We left Yellowstone via Beartooth pass. We were able to see snow up-close and personal! The Beartooth Highway is a 68-mile road from the northeast corner of Yellowstone Park to Red Lodge, Montana. Typically the road is open from May to October. We heard that it had just opened in late May and saw evidence of amazing snow, with path cut for the road with walls of snow 15 feet and higher. There was still one ski location open and it was busy on a Saturday afternoon. Lakes in the area still had ice.
In a world of contrasts, we found it when we went to Las Vegas for a few days last week. Temperatures were 114 degrees and we were living a life of luxury compared to our cabins in Yellowstone.
We did attend several shows, starting with Celine Dion and ending with Donny and Marie Osmond. Another day we went to a funny show titled “Defending the Caveman” and the wives went to a show titled “Menopause the musical.”
We visited a variety of casinos and all the new ones are very glamorous. One morning when the wives were shopping, Tom and I decided to visit Pawn Stars – site of a popular show on the History Channel. When we arrived however, there was a long line standing in the 112-degree heat. We soon found out that they were filming that day and that the wait could be a while. We decided to leave. The building is anything but glamorous. Located just south of downtown on Las Vegas Boulevard (The Strip), it’s in an unspectacular part of town. The success of the TV show, however, has made it a destination for visitors.

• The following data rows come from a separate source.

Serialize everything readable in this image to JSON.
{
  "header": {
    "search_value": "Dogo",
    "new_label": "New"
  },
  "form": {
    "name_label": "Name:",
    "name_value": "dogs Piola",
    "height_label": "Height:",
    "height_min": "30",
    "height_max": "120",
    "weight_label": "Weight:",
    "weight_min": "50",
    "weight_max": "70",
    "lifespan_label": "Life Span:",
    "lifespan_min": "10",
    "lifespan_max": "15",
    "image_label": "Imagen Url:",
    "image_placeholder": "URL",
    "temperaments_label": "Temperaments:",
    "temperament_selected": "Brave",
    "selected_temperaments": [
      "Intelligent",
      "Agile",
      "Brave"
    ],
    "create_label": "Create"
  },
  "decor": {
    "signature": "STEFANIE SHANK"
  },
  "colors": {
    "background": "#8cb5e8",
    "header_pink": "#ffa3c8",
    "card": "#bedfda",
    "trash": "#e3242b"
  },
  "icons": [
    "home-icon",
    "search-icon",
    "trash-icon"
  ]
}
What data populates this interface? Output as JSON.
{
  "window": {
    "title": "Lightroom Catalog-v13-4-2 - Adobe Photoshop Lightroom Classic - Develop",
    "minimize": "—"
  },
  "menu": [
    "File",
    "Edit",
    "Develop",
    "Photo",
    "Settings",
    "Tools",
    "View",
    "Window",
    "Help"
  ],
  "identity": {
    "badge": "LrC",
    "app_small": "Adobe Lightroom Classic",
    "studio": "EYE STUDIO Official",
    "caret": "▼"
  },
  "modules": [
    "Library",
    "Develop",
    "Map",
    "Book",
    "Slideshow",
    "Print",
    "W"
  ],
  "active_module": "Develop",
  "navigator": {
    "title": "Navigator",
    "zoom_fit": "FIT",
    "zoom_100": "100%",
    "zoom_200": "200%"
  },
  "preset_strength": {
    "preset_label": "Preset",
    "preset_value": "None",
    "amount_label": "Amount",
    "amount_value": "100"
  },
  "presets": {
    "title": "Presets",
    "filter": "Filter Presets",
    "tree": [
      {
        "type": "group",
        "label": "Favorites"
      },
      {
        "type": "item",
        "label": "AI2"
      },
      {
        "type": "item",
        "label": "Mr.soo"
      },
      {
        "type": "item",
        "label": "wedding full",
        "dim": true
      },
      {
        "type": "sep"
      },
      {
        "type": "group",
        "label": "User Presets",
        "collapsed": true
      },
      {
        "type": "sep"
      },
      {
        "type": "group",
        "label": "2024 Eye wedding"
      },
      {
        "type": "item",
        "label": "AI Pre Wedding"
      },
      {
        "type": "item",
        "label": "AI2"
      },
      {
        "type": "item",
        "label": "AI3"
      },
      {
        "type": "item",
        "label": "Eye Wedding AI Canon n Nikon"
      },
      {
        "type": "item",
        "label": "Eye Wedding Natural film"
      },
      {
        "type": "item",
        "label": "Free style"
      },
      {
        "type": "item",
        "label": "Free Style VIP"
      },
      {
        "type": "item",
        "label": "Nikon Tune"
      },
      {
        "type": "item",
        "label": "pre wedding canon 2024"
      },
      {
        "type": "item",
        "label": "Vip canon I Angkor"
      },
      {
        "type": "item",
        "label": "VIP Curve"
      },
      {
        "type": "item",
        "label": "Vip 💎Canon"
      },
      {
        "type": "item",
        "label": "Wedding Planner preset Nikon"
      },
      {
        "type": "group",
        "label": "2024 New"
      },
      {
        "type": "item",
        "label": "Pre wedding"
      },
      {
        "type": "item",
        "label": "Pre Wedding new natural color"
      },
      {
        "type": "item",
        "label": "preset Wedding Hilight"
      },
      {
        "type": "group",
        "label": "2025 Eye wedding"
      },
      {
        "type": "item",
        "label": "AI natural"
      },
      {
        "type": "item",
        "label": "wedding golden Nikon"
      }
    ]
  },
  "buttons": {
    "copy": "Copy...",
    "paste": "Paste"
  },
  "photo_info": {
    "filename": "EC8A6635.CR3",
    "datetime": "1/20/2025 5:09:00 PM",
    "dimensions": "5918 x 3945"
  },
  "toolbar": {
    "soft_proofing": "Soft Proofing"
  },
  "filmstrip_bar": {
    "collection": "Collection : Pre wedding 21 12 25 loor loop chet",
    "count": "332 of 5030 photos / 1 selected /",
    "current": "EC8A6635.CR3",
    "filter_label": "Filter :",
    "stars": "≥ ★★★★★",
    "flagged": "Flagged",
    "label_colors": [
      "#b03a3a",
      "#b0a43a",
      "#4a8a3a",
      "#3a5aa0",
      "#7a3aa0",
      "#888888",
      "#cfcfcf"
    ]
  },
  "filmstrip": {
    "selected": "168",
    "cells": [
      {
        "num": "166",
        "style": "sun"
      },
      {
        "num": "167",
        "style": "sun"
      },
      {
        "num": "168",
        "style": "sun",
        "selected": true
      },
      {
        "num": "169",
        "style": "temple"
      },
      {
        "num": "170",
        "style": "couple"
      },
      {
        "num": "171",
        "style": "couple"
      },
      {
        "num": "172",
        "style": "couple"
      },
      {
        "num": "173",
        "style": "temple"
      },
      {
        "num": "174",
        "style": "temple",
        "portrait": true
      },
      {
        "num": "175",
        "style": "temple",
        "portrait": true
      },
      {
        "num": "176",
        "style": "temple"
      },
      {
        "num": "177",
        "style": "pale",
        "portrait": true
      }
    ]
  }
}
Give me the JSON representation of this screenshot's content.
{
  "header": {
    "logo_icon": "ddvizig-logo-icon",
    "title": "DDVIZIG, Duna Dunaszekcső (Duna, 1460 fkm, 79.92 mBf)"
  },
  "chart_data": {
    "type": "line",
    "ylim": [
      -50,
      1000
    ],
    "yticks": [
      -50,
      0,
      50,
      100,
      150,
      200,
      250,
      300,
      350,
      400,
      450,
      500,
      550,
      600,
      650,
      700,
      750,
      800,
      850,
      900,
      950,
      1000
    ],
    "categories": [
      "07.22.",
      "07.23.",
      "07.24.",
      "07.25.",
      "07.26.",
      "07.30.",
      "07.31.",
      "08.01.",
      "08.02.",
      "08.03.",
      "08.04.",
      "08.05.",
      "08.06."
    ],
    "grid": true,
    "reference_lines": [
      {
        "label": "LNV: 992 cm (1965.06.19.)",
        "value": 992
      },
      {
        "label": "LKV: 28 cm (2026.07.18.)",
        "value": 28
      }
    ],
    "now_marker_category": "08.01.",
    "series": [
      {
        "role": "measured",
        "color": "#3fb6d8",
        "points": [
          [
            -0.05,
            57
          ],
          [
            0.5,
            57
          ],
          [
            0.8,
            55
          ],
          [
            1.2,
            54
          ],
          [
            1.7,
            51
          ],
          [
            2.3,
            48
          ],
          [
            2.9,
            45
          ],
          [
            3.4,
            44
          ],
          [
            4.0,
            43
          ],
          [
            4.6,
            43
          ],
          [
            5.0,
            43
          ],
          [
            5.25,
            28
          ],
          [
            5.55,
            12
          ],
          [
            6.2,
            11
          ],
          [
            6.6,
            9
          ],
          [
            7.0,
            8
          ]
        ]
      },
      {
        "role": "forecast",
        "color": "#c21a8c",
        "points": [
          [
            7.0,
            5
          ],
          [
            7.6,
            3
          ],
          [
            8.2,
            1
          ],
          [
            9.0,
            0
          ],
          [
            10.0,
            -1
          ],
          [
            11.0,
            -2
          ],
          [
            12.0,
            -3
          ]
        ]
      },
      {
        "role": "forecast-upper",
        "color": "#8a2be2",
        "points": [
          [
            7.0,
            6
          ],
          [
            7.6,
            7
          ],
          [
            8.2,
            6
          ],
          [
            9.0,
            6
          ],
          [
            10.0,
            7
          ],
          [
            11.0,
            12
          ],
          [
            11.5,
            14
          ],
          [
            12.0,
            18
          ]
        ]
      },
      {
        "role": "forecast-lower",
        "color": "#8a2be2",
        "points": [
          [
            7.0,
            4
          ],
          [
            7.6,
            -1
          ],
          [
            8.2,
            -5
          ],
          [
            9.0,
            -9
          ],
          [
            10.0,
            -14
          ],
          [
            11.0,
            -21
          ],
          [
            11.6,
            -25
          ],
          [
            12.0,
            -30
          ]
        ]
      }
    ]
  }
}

We had a great time. Everyone asks if I won. The answer: I’m still working.